Work task =
Tally the lines of the data that include the word "Field" and state the total, nothing else.

Records supplied =

·····

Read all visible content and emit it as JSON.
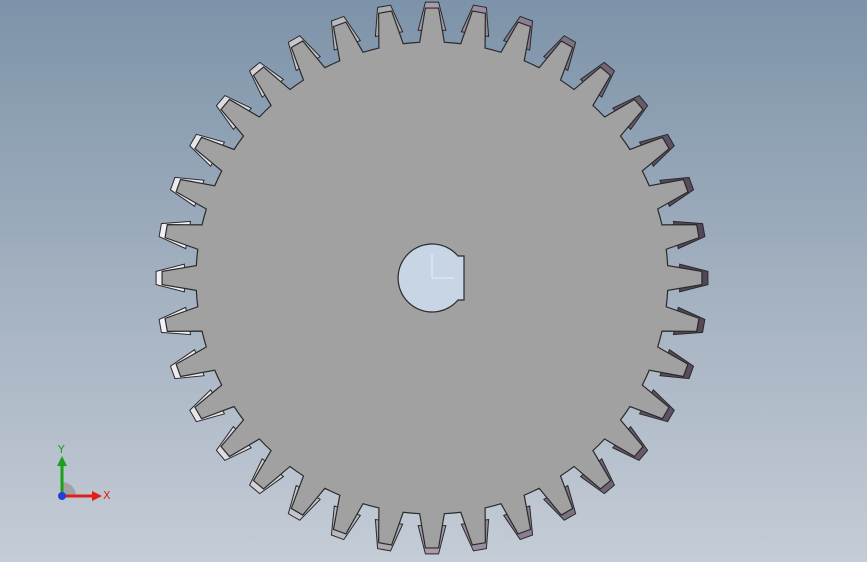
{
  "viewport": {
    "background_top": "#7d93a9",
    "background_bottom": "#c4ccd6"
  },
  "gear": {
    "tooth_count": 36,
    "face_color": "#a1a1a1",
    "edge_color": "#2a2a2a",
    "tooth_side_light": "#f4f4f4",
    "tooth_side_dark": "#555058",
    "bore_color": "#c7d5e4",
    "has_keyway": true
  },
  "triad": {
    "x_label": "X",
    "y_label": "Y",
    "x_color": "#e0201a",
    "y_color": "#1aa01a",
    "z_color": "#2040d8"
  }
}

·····

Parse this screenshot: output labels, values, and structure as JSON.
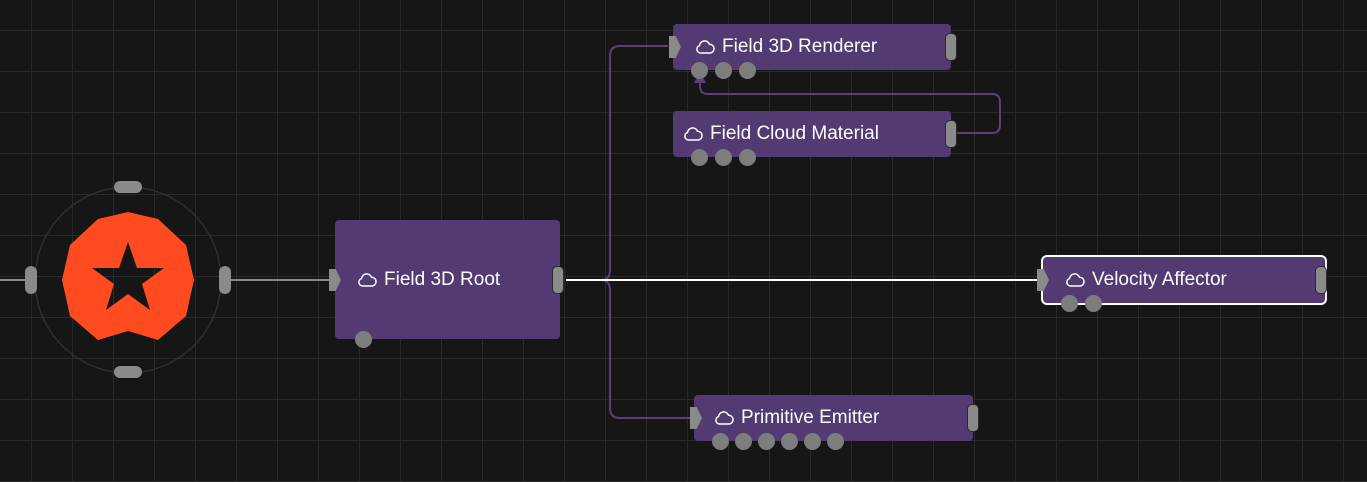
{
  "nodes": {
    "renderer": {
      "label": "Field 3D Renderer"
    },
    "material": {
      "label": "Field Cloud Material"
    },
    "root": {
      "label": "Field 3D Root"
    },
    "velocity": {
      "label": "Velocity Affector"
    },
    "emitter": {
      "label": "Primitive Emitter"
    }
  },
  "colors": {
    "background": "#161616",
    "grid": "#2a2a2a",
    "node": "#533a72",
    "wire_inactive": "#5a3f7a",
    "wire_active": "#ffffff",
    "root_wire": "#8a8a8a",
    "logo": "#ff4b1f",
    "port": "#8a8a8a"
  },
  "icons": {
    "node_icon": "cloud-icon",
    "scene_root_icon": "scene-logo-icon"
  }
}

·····

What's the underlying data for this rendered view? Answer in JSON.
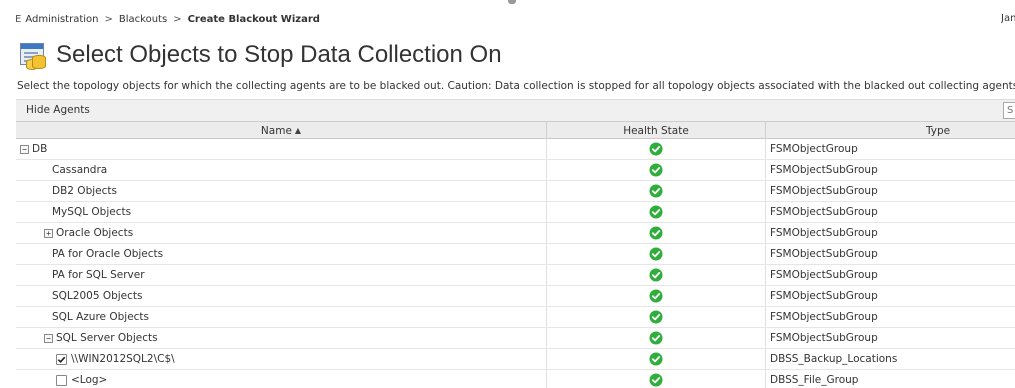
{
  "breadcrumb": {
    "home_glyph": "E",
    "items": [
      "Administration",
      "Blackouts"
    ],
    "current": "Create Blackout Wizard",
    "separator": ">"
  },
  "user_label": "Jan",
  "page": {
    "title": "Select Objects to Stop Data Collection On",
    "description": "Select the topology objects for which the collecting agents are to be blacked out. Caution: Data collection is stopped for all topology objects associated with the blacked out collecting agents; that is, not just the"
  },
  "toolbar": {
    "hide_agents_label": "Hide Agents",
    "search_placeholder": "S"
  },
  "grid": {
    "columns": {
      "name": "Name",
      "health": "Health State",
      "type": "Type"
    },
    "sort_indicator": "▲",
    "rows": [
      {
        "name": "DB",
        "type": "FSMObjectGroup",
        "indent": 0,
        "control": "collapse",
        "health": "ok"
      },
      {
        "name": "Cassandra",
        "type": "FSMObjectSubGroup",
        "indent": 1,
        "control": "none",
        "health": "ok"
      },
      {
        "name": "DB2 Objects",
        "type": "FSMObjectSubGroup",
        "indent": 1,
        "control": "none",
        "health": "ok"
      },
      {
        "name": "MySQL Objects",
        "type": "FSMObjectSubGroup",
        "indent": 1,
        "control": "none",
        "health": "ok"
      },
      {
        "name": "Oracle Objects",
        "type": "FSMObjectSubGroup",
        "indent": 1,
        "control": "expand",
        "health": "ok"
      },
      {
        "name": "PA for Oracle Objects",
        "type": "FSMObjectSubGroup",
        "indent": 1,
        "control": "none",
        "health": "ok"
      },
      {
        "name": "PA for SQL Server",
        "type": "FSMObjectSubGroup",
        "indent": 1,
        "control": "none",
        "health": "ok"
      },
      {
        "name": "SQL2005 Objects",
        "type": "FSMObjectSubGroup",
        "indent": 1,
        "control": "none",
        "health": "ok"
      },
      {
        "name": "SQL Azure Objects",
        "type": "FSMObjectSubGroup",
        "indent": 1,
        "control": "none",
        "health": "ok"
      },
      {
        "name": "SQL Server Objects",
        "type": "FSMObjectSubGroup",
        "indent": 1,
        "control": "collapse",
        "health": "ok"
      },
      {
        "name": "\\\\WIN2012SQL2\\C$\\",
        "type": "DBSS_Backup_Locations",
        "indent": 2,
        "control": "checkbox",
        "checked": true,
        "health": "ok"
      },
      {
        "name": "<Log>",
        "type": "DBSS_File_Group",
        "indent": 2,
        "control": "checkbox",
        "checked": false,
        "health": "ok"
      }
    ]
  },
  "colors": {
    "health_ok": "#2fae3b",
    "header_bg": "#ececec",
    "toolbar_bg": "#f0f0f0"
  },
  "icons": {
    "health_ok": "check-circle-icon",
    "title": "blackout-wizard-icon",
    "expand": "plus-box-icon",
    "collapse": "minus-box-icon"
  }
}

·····

Written response =
3